Malaga, Spain – From July 2-10, NetScouts Basketball was in the most southern region of Spain – Andalusia, to cover from Day 1 to its end the FIBA U17 Basketball World Cup 2022, which was held in three cities – Alhaurin de la Torre, Marbella and Malaga.
In a span of nine days, we were able to get in-depth touch on all of the 16 teams’ players, coming from six different continents. Despite not having many down-to-the-wire games in the group stage of the event, the final stage offered us a lot of close and competitive battles, especially those, in which the hosts from Spain were playing. Every time Spain was playing, the arena was packed and frenetic, especially in the first-place game between Spain and USA – 8112 spectators.
The United States dominated its opponents with speed and athleticism going all the way to the final game against the hosts from Spain. On the other side of the bracket, in order to reach the final, Spain firstly had to face in the elimination phase, two of the toughest teams at the event – Australia and France. After two crazy comeback wins, each with incredible fourth quarter performances (21-11 vs Australia and 22-5 vs France), Spain punched their ticket for the final game at the tournament against the unbeaten team of the USA. There, after trailing by 5 at the half (33-38), the deeper USA roster outplayed its opponents in the third quarter – 29-13, forcing them into turnovers, which resulted in easy points in the open court and a quick change of momentum. The United States prevailed over Spain 79-67 to win the title for the sixth straight time. In the third-place game, the athletic team of France controlled the game from the jump against Lithuania – 66-58 to secure the bronze medal at the event. Lithuania was one of the teams, which overachieved, exceeding the expectations thanks to solid team basketball and sharp outside shooting.
Most Valuable Player – Izan Almansa (Spain)
Koa Peat (USA) – 9.6 ppg and 4.3 rpg
Cooper Flagg (USA) – 9.3 ppg & 10.0 rpg, 2.9 blk
Ilane Fibleuil (France) – 12.6 ppg & 5.9, 61.5% 3pts
Izan Almansa (Spain) – 12.1 ppg and 11.9 rpg
Lucas Langarita (Spain) – 11.1 ppg and 2.9 apg
Here below you will find more on a small sample of the prospects who played at the event, we consider interesting from college perspective. If you’d like to check out the full list of recruits we covered from the event with contact info, suggested rankings and video links, please email us at email@example.com to subscribe.
Ilane Fibleuil ( 2005, SG, c/o 23’) – a 6-foot-6 athletic shooting guard with a +3 wingspan and solid leaping abilities. Lean and quick, he will excel in the open court, finishing with ferocious dunks. Fibleuil had a breakout performance at the event, cementing himself as a cornerstone for the French success in Malaga, on a loaded roster with high-level type of talents. He led his team in points and rebounds – 12,6 ppg and 5.9 rpg. Could be a threat from long range, either off the catch or off the dribble. Capable of creating his own shot, showcasing solid footwork and various repertoire. More of a secondary ball handler, he will be able to space the floor well, waiting for the right kick out or time to cut and finish above the rim.
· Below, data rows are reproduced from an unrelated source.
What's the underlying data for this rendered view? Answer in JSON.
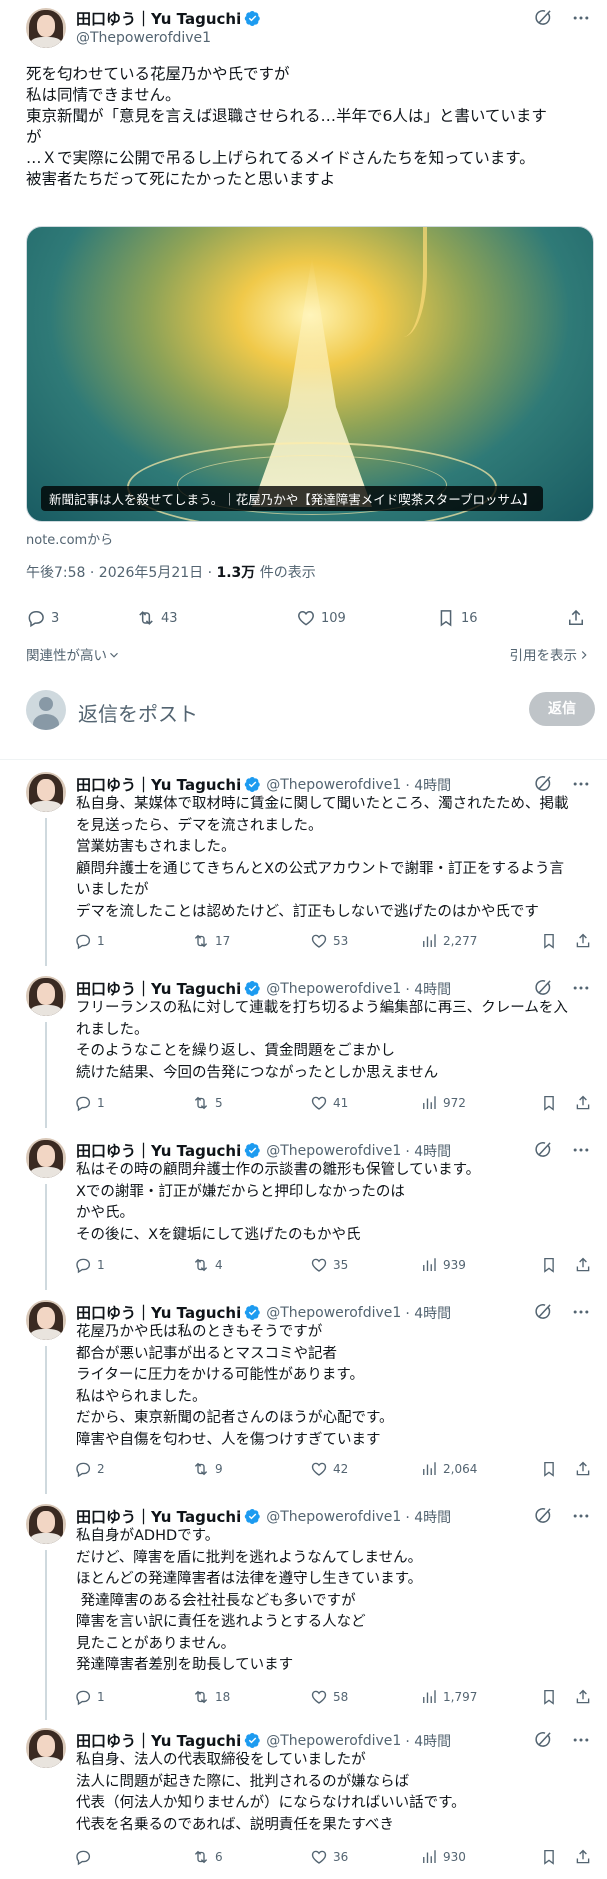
{
  "author": {
    "name": "田口ゆう｜Yu Taguchi",
    "handle": "@Thepowerofdive1"
  },
  "main_tweet": {
    "text": "死を匂わせている花屋乃かや氏ですが\n私は同情できません。\n東京新聞が「意見を言えば退職させられる…半年で6人は」と書いています\nが\n…Ｘで実際に公開で吊るし上げられてるメイドさんたちを知っています。\n被害者たちだって死にたかったと思いますよ",
    "card_title": "新聞記事は人を殺せてしまう。｜花屋乃かや【発達障害メイド喫茶スターブロッサム】",
    "source": "note.comから",
    "time": "午後7:58 · 2026年5月21日 · ",
    "views_count": "1.3万",
    "views_label": " 件の表示",
    "replies": "3",
    "reposts": "43",
    "likes": "109",
    "bookmarks": "16"
  },
  "sort": {
    "label": "関連性が高い",
    "quotes_label": "引用を表示"
  },
  "composer": {
    "placeholder": "返信をポスト",
    "button": "返信"
  },
  "replies": [
    {
      "time": "· 4時間",
      "text": "私自身、某媒体で取材時に賃金に関して聞いたところ、濁されたため、掲載\nを見送ったら、デマを流されました。\n営業妨害もされました。\n顧問弁護士を通じてきちんとXの公式アカウントで謝罪・訂正をするよう言\nいましたが\nデマを流したことは認めたけど、訂正もしないで逃げたのはかや氏です",
      "replies": "1",
      "reposts": "17",
      "likes": "53",
      "views": "2,277"
    },
    {
      "time": "· 4時間",
      "text": "フリーランスの私に対して連載を打ち切るよう編集部に再三、クレームを入\nれました。\nそのようなことを繰り返し、賃金問題をごまかし\n続けた結果、今回の告発につながったとしか思えません",
      "replies": "1",
      "reposts": "5",
      "likes": "41",
      "views": "972"
    },
    {
      "time": "· 4時間",
      "text": "私はその時の顧問弁護士作の示談書の雛形も保管しています。\nXでの謝罪・訂正が嫌だからと押印しなかったのは\nかや氏。\nその後に、Xを鍵垢にして逃げたのもかや氏",
      "replies": "1",
      "reposts": "4",
      "likes": "35",
      "views": "939"
    },
    {
      "time": "· 4時間",
      "text": "花屋乃かや氏は私のときもそうですが\n都合が悪い記事が出るとマスコミや記者\nライターに圧力をかける可能性があります。\n私はやられました。\nだから、東京新聞の記者さんのほうが心配です。\n障害や自傷を匂わせ、人を傷つけすぎています",
      "replies": "2",
      "reposts": "9",
      "likes": "42",
      "views": "2,064"
    },
    {
      "time": "· 4時間",
      "text": "私自身がADHDです。\nだけど、障害を盾に批判を逃れようなんてしません。\nほとんどの発達障害者は法律を遵守し生きています。\n 発達障害のある会社社長なども多いですが\n障害を言い訳に責任を逃れようとする人など\n見たことがありません。\n発達障害者差別を助長しています",
      "replies": "1",
      "reposts": "18",
      "likes": "58",
      "views": "1,797"
    },
    {
      "time": "· 4時間",
      "text": "私自身、法人の代表取締役をしていましたが\n法人に問題が起きた際に、批判されるのが嫌ならば\n代表（何法人か知りませんが）にならなければいい話です。\n代表を名乗るのであれば、説明責任を果たすべき",
      "replies": "",
      "reposts": "6",
      "likes": "36",
      "views": "930"
    }
  ],
  "colors": {
    "text": "#0f1419",
    "muted": "#536471",
    "verified": "#1d9bf0",
    "border": "#eff3f4"
  }
}
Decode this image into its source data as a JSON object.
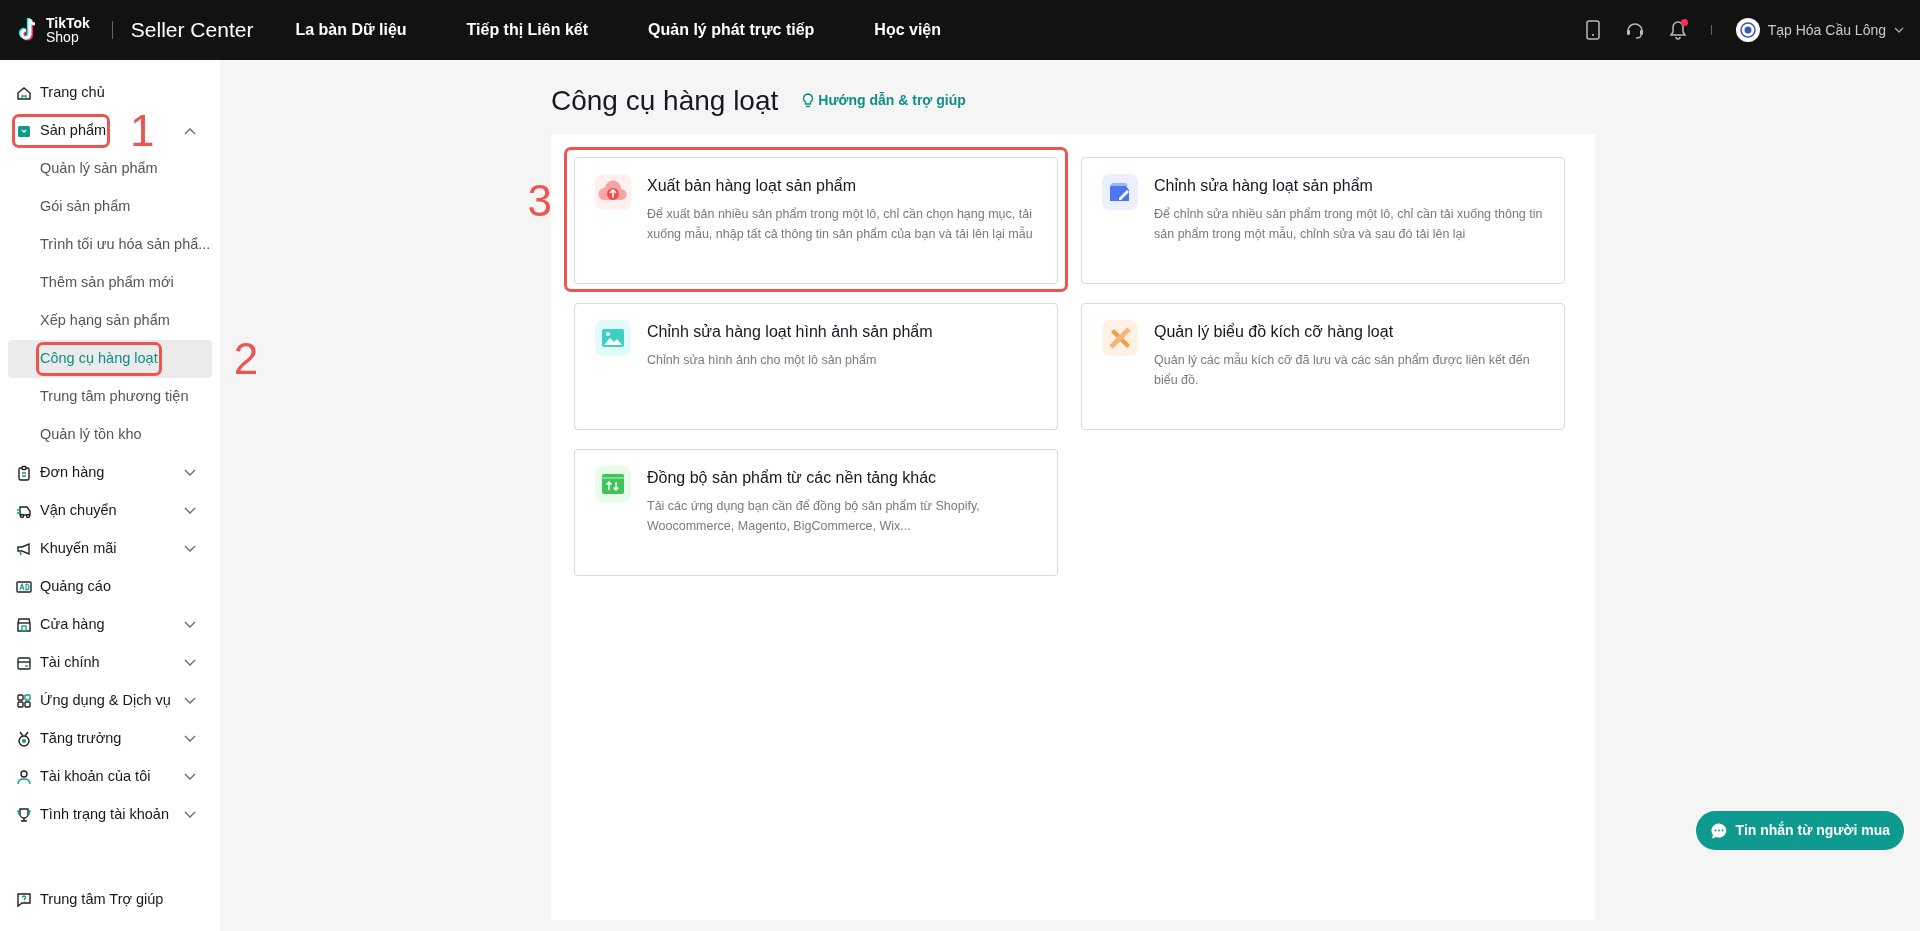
{
  "topbar": {
    "logo_line_1": "TikTok",
    "logo_line_2": "Shop",
    "product": "Seller Center",
    "nav": [
      "La bàn Dữ liệu",
      "Tiếp thị Liên kết",
      "Quản lý phát trực tiếp",
      "Học viện"
    ],
    "unread_notifications": true,
    "account_name": "Tạp Hóa Cầu Lông"
  },
  "sidebar": {
    "items": [
      {
        "kind": "link",
        "label": "Trang chủ"
      },
      {
        "kind": "group",
        "label": "Sản phẩm",
        "expanded": true,
        "callout": "1",
        "children": [
          {
            "label": "Quản lý sản phẩm",
            "selected": false
          },
          {
            "label": "Gói sản phẩm",
            "selected": false
          },
          {
            "label": "Trình tối ưu hóa sản phẩ...",
            "selected": false
          },
          {
            "label": "Thêm sản phẩm mới",
            "selected": false
          },
          {
            "label": "Xếp hạng sản phẩm",
            "selected": false
          },
          {
            "label": "Công cụ hàng loạt",
            "selected": true,
            "callout": "2"
          },
          {
            "label": "Trung tâm phương tiện",
            "selected": false
          },
          {
            "label": "Quản lý tồn kho",
            "selected": false
          }
        ]
      },
      {
        "kind": "group",
        "label": "Đơn hàng",
        "expanded": false
      },
      {
        "kind": "group",
        "label": "Vận chuyển",
        "expanded": false
      },
      {
        "kind": "group",
        "label": "Khuyến mãi",
        "expanded": false
      },
      {
        "kind": "link",
        "label": "Quảng cáo"
      },
      {
        "kind": "group",
        "label": "Cửa hàng",
        "expanded": false
      },
      {
        "kind": "group",
        "label": "Tài chính",
        "expanded": false
      },
      {
        "kind": "group",
        "label": "Ứng dụng & Dịch vụ",
        "expanded": false
      },
      {
        "kind": "group",
        "label": "Tăng trưởng",
        "expanded": false
      },
      {
        "kind": "group",
        "label": "Tài khoản của tôi",
        "expanded": false
      },
      {
        "kind": "group",
        "label": "Tình trạng tài khoản",
        "expanded": false
      }
    ],
    "footer_link": "Trung tâm Trợ giúp"
  },
  "page": {
    "title": "Công cụ hàng loạt",
    "help_link": "Hướng dẫn & trợ giúp",
    "tools": [
      {
        "title": "Xuất bản hàng loạt sản phẩm",
        "description": "Để xuất bản nhiều sản phẩm trong một lô, chỉ cần chọn hạng mục, tải xuống mẫu, nhập tất cả thông tin sản phẩm của bạn và tải lên lại mẫu",
        "callout": "3"
      },
      {
        "title": "Chỉnh sửa hàng loạt sản phẩm",
        "description": "Để chỉnh sửa nhiều sản phẩm trong một lô, chỉ cần tải xuống thông tin sản phẩm trong một mẫu, chỉnh sửa và sau đó tải lên lại"
      },
      {
        "title": "Chỉnh sửa hàng loạt hình ảnh sản phẩm",
        "description": "Chỉnh sửa hình ảnh cho một lô sản phẩm"
      },
      {
        "title": "Quản lý biểu đồ kích cỡ hàng loạt",
        "description": "Quản lý các mẫu kích cỡ đã lưu và các sản phẩm được liên kết đến biểu đồ."
      },
      {
        "title": "Đồng bộ sản phẩm từ các nền tảng khác",
        "description": "Tải các ứng dụng bạn cần để đồng bộ sản phẩm từ Shopify, Woocommerce, Magento, BigCommerce, Wix..."
      }
    ]
  },
  "chat_button": "Tin nhắn từ người mua"
}
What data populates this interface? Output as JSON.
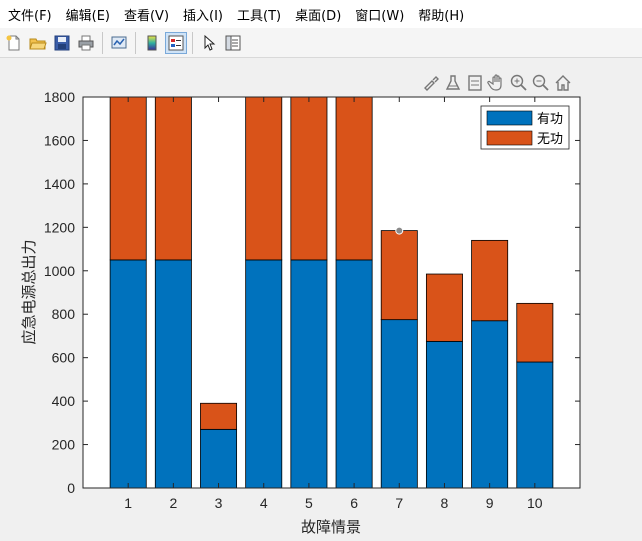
{
  "menubar": {
    "items": [
      "文件(F)",
      "编辑(E)",
      "查看(V)",
      "插入(I)",
      "工具(T)",
      "桌面(D)",
      "窗口(W)",
      "帮助(H)"
    ]
  },
  "toolbar": {
    "buttons": [
      "new-file-icon",
      "open-folder-icon",
      "save-icon",
      "print-icon",
      "link-plot-icon",
      "colorbar-icon",
      "legend-icon",
      "pointer-icon",
      "property-inspector-icon"
    ]
  },
  "axes_toolbar": {
    "buttons": [
      "brush-icon",
      "data-cursor-icon",
      "restore-view-icon",
      "pan-icon",
      "zoom-in-icon",
      "zoom-out-icon",
      "home-icon"
    ]
  },
  "colors": {
    "active": "#0072bd",
    "reactive": "#d95319"
  },
  "chart_data": {
    "type": "bar",
    "stacked": true,
    "categories": [
      "1",
      "2",
      "3",
      "4",
      "5",
      "6",
      "7",
      "8",
      "9",
      "10"
    ],
    "series": [
      {
        "name": "有功",
        "values": [
          1050,
          1050,
          270,
          1050,
          1050,
          1050,
          775,
          675,
          770,
          580
        ]
      },
      {
        "name": "无功",
        "values": [
          750,
          750,
          120,
          750,
          750,
          750,
          410,
          310,
          370,
          270
        ]
      }
    ],
    "xlabel": "故障情景",
    "ylabel": "应急电源总出力",
    "ylim": [
      0,
      1800
    ],
    "yticks": [
      0,
      200,
      400,
      600,
      800,
      1000,
      1200,
      1400,
      1600,
      1800
    ],
    "legend_position": "top-right",
    "grid": false,
    "annotations": [
      {
        "x": "7",
        "y": 1185,
        "label": "data-cursor-marker"
      }
    ]
  }
}
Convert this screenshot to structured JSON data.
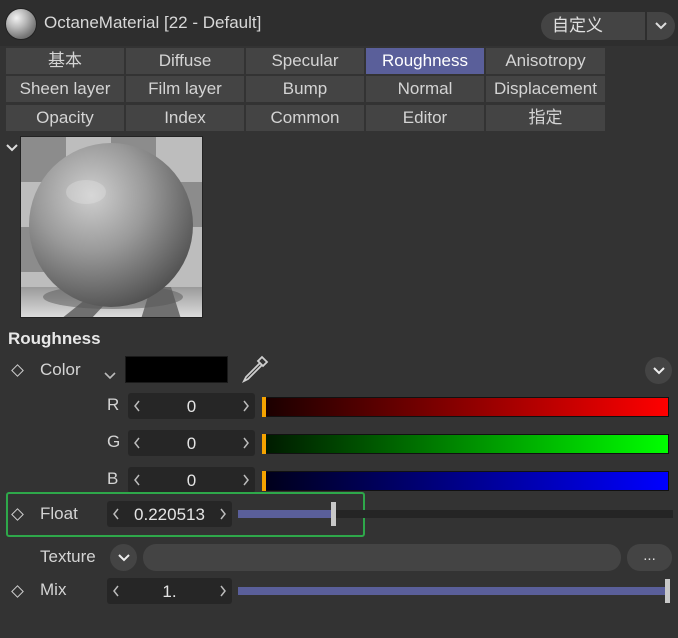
{
  "header": {
    "title": "OctaneMaterial [22 - Default]",
    "preset": "自定义"
  },
  "tabs": [
    {
      "label": "基本",
      "active": false
    },
    {
      "label": "Diffuse",
      "active": false
    },
    {
      "label": "Specular",
      "active": false
    },
    {
      "label": "Roughness",
      "active": true
    },
    {
      "label": "Anisotropy",
      "active": false
    },
    {
      "label": "Sheen layer",
      "active": false
    },
    {
      "label": "Film layer",
      "active": false
    },
    {
      "label": "Bump",
      "active": false
    },
    {
      "label": "Normal",
      "active": false
    },
    {
      "label": "Displacement",
      "active": false
    },
    {
      "label": "Opacity",
      "active": false
    },
    {
      "label": "Index",
      "active": false
    },
    {
      "label": "Common",
      "active": false
    },
    {
      "label": "Editor",
      "active": false
    },
    {
      "label": "指定",
      "active": false
    }
  ],
  "section": {
    "title": "Roughness"
  },
  "color": {
    "label": "Color",
    "swatch": "#000000",
    "channels": [
      {
        "label": "R",
        "value": "0",
        "gradient_end": "#ff0000"
      },
      {
        "label": "G",
        "value": "0",
        "gradient_end": "#00ff00"
      },
      {
        "label": "B",
        "value": "0",
        "gradient_end": "#0000ff"
      }
    ]
  },
  "float": {
    "label": "Float",
    "value": "0.220513",
    "fraction": 0.220513
  },
  "texture": {
    "label": "Texture",
    "browse_label": "..."
  },
  "mix": {
    "label": "Mix",
    "value": "1.",
    "fraction": 1.0
  },
  "colors": {
    "accent": "#5a5f9a",
    "highlight_box": "#2ea84a",
    "marker": "#f5a300"
  }
}
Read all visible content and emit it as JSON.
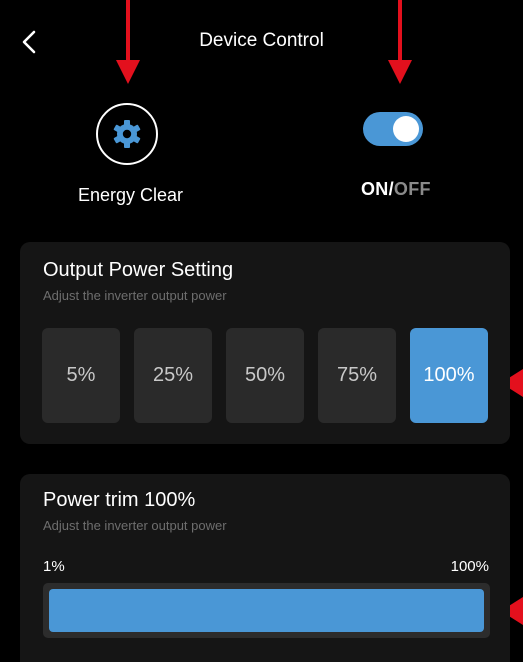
{
  "header": {
    "title": "Device Control",
    "back_icon": "chevron-left-icon"
  },
  "energy_clear": {
    "icon": "gear-icon",
    "label": "Energy Clear"
  },
  "power_toggle": {
    "state": "on",
    "on_label": "ON",
    "separator": "/",
    "off_label": "OFF"
  },
  "output_power": {
    "title": "Output Power Setting",
    "subtitle": "Adjust the inverter output power",
    "options": [
      "5%",
      "25%",
      "50%",
      "75%",
      "100%"
    ],
    "selected": "100%"
  },
  "power_trim": {
    "title": "Power trim 100%",
    "subtitle": "Adjust the inverter output power",
    "min_label": "1%",
    "max_label": "100%",
    "value_percent": 100
  },
  "colors": {
    "accent": "#4a97d6",
    "background": "#000000",
    "card": "#151515",
    "annotation": "#e3101d"
  }
}
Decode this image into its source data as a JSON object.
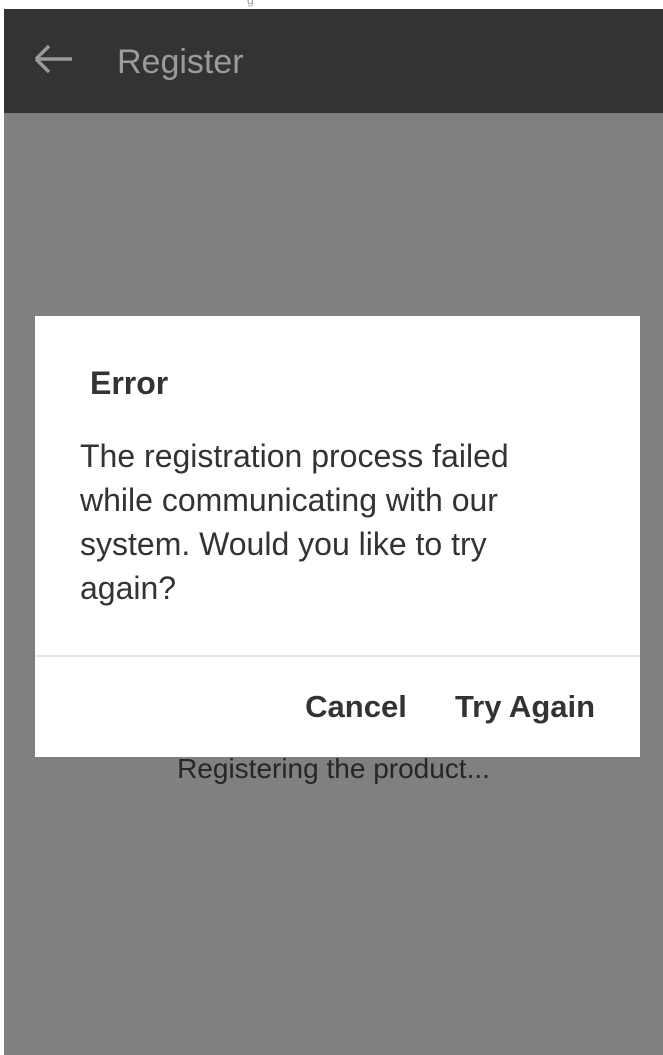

Vytautas Zygas ( 2005, SG/SF, c/o 24’) – another player who helped his stock tremendously due to his strong showing in Malaga. A tough 6-foot-6 lefty swingman with solid shoulders and strong body. Sniper from long and mid-range, off screens or 1,2 dribbles, his ability to use elbow screens and capitalize on them reminds me of the game of Fabien Causeur (another lefty). Scored 54.2% of his outside shots. Crafty and aggressive driver who will not shy away from contact. Plays winning basketball – knows how to share the ball, will compete on both ends and be a team player. With all this being said, it’s hard to be a college coach and not like his production and effort on both sides of the ball.
Ognjen Stankovic ( 2005, CG, c/o 24’) – one of the most promising 2005-born Serbian prospects and a definite high-major recruit. A 6-foot-6 tall combo guard with good physical tools in terms of size and strength for both backcourt positions. Expected to be more efficient as a secondary ball handler, Stankovic showed nice playmaking abilities and solid court vision to go along with promising upside as a tall point guard throughout the event (5.4 apg and 2.0 AST/TO), as the Serbians lacked a true floor general on their roster. More of a scorer, than a playmaker though. Has pretty good defensive awareness and will often anticipate the passing lanes. His creativity should only get better with enhanced ability to change speeds/directions. Capable of scoring the ball at all three levels. Improvements in his stroke from either free-throw line and long distance will help him significantly at the next stage.